that the standard for judicial review of HCFAR 84-1 is one of deference to the agency's interpretation of the jurisdictional statute. Plaintiffs respond that the Secretary's interpretation of the statute is not entitled to deference at all, because it is an interpretative ruling. Plaintiffs also point out that courts are the final arbiters of statutory construction questions, and further argue that the Secretary's ruling is entitled to no deference here because it is not supported by adequate reasoning.
HCFAR 84-1 states in conclusory fashion that an intermediary's notice of base year costs (the PPS determination) "is neither a final determination of program reimbursement nor a notice of the amount of program reimbursement as required by the statute and regulations." 49 Fed. Reg. 22,415 (1984). But it fails to explain adequately why the PPS determination should be controlled by the NPR review provisions, particularly where Congress has taken the time to set up two entirely separate processes for initiating an appeal. Although the notice accompanying the ruling attempts to justify the Secretary's decision in the light of existing regulations, it does not contain any analysis of the relevant statutory language. The Secretary's proffered interpretation of the statute would reduce the 1983 additions to section 1395 oo (a) to mere surplusage. The plaintiffs correctly observe what is apparent from the face of the statute: Congress patently did not impose the appeal mechanism for the cost reimbursement system on the new prepayment system.

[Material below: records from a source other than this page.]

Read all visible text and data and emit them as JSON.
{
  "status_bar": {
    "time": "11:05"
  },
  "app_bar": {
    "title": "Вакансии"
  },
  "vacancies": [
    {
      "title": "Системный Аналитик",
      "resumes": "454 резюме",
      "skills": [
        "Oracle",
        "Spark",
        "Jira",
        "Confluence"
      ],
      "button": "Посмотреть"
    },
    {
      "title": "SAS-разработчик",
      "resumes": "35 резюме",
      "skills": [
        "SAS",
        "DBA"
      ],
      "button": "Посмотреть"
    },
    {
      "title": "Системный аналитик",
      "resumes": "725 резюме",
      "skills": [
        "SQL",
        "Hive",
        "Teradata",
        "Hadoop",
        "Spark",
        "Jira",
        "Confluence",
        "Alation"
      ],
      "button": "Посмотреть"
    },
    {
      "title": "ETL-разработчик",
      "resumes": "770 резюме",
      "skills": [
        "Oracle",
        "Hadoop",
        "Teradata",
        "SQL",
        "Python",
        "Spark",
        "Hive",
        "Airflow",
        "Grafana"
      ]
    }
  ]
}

The plaintiffs also cite several of the Secretary's regulations and interpretations, all of which treat an intermediary's determination as being final,5 subject only to extremely narrow exceptions which are not relevant here. This administrative interpretation is important because 42 U.S.C. § 1395 oo (a)(3) plainly allows a hospital to file an appeal with the PRRB if it does so "within . . . 180 days after notice of the Secretary's final determination . . ." (emphasis added). The Notice of Base Year Costs issued to plaintiffs explicitly stated that its payment determination was "final and not subject to any change" after the beginning of the hospital's fiscal year under the PPS. Plaintiffs' Exhibit 12 at 2. Moreover, the regulations treating PPS determinations as final preceded HCFAR 84-1. See 42 C.F.R. §§ 405.474(b)(1)(iv), (v) (published at 48 Fed. Reg. 39,825 (1983)). In addition, on at least 31 separate occasions, the PRRB agreed to hear an appeal from an intermediary's determination without awaiting the issuance of an NPR. See Plaintiffs' Exhibit 5. Thus, to the extent that contemporaneous agency interpretation of a controlling statute is an issue, it is apparent that HCFAR 84-1 reflects, at best, an unreasoned reversal of what until then had been the Secretary's consistent interpretation of the jurisdictional statute. Indeed, even the Secretary's more recently promulgated regulations treat the intermediary's determination, subject to exceptions not applicable here, as final: "The intermediary's estimate of base year costs and modifications thereto is final and may not be changed after the first day of the first cost reporting period beginning on or after October 1, 1983. . . ." 50 Fed. Reg. 12,753 (1985) (to be codified at 42 C.F.R. § 412.71(d)).
The inconsistency of the Secretary's position has been described in Redbud Hospital District v. Heckler, CCH Medicare and Medicaid Guide P 34,084 (N.D. Cal. July 30, 1984). On a motion for preliminary injunction, the Redbud court faced issues virtually identical to those presented here. After a careful review of the Medicare statute, the legislative history and applicable regulations, that court concluded:
Clearly, Congress, in setting up a prepayment system and expressing special concern for hospitals in situations such as that faced by Redbud, could not have intended that such a hospital must wait to obtain review until after the end of its first year under the system, by which time it could well have been forced out of business in the event of inaccurate PPS hospital-specific target rate estimations. The Secretary, in refusing to afford review within a reasonable time frame, is in derogation of the statutory scheme provided by Congress, and has abused her discretion.